**Task directions**.
The word to look for is "Iterations". Report every line of the entries below that has it.

Exercise material: Begin

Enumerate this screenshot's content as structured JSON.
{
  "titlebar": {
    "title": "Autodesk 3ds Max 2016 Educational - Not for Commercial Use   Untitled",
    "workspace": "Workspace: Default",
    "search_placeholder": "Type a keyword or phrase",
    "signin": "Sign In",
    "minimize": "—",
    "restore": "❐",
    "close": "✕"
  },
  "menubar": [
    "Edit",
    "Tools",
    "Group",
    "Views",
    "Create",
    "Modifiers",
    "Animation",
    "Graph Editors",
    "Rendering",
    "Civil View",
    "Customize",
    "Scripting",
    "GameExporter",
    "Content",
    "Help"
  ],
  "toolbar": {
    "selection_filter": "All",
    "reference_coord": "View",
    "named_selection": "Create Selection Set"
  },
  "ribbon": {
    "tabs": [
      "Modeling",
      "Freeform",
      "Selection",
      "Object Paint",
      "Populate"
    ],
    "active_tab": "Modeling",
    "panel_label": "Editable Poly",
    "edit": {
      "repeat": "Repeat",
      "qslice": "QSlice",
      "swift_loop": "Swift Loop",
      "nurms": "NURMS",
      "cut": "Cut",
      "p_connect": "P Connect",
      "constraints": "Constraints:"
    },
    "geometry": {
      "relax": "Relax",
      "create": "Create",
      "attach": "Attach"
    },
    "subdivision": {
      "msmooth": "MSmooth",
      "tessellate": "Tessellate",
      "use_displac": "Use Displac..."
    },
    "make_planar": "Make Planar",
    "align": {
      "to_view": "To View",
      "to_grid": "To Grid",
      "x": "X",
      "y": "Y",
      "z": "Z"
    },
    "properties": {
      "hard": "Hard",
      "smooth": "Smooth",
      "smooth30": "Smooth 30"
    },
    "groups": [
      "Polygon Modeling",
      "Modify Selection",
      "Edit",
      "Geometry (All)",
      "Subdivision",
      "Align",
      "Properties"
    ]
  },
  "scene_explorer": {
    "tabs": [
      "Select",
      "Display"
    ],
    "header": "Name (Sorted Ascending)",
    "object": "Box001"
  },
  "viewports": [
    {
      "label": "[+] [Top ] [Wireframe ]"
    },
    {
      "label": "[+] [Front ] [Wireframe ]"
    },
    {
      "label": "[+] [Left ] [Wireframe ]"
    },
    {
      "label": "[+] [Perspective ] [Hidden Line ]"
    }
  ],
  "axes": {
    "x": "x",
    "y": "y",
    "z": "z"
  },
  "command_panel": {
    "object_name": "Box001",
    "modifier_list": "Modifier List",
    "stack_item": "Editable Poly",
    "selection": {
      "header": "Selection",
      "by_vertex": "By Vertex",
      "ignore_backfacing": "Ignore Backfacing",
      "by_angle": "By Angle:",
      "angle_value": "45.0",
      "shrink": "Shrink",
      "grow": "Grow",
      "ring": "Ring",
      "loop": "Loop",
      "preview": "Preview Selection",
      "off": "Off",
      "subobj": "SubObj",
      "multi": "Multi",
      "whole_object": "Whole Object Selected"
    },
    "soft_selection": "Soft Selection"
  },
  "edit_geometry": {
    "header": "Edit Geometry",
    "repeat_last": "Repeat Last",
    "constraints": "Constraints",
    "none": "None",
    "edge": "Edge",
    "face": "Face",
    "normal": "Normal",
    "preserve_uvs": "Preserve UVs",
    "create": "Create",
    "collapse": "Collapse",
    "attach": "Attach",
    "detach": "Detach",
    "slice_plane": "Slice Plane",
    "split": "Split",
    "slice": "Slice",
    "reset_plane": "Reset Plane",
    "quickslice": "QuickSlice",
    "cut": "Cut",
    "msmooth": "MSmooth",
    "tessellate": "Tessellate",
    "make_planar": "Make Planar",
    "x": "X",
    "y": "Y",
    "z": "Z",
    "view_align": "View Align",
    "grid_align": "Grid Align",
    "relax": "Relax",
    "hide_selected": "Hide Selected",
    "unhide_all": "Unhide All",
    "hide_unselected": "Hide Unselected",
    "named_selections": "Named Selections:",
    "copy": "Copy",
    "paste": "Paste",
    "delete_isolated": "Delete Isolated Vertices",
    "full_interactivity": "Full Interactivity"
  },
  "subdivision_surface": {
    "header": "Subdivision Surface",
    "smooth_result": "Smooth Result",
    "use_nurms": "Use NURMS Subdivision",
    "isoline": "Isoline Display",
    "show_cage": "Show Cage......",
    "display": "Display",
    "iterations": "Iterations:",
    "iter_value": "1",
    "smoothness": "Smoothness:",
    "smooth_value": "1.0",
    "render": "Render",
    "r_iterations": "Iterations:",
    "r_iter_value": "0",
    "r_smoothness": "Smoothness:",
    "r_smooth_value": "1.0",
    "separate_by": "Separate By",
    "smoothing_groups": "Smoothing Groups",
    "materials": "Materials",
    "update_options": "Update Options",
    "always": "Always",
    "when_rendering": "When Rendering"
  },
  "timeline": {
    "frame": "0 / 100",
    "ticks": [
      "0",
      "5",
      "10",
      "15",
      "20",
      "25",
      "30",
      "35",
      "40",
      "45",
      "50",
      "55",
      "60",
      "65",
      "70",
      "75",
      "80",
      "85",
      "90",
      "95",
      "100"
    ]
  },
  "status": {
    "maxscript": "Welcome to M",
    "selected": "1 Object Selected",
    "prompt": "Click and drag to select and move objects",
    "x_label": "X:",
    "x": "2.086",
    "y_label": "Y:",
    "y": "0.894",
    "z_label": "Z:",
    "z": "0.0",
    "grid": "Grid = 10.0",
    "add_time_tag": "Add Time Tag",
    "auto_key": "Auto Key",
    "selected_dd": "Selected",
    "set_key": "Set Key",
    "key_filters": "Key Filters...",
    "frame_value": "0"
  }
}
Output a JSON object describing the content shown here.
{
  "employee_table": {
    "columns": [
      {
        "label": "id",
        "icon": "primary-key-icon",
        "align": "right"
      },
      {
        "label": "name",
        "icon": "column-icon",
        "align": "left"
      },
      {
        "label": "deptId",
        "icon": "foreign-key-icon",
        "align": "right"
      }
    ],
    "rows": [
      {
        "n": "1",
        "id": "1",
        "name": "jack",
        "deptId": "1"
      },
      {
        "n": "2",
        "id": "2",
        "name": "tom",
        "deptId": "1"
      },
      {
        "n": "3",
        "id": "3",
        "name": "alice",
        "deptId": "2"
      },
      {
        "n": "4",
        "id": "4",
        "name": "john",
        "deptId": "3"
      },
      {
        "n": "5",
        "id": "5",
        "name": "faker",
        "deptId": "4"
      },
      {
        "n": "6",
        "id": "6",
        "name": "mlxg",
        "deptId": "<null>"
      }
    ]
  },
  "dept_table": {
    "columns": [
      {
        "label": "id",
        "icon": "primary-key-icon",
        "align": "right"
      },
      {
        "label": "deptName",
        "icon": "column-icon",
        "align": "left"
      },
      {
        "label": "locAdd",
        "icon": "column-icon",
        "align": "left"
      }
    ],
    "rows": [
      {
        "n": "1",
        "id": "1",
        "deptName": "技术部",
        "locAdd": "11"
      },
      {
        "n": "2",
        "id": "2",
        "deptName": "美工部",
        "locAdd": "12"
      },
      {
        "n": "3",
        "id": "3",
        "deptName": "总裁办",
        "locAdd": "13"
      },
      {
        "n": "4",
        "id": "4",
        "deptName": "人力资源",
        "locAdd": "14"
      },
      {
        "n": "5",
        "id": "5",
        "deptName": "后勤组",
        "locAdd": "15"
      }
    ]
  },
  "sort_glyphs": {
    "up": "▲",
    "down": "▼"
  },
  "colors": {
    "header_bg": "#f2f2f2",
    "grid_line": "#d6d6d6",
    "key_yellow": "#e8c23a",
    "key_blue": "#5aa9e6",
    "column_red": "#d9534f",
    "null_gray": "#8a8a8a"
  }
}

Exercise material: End

**Answer space**.
    "iterations": "Iterations:",
    "r_iterations": "Iterations:",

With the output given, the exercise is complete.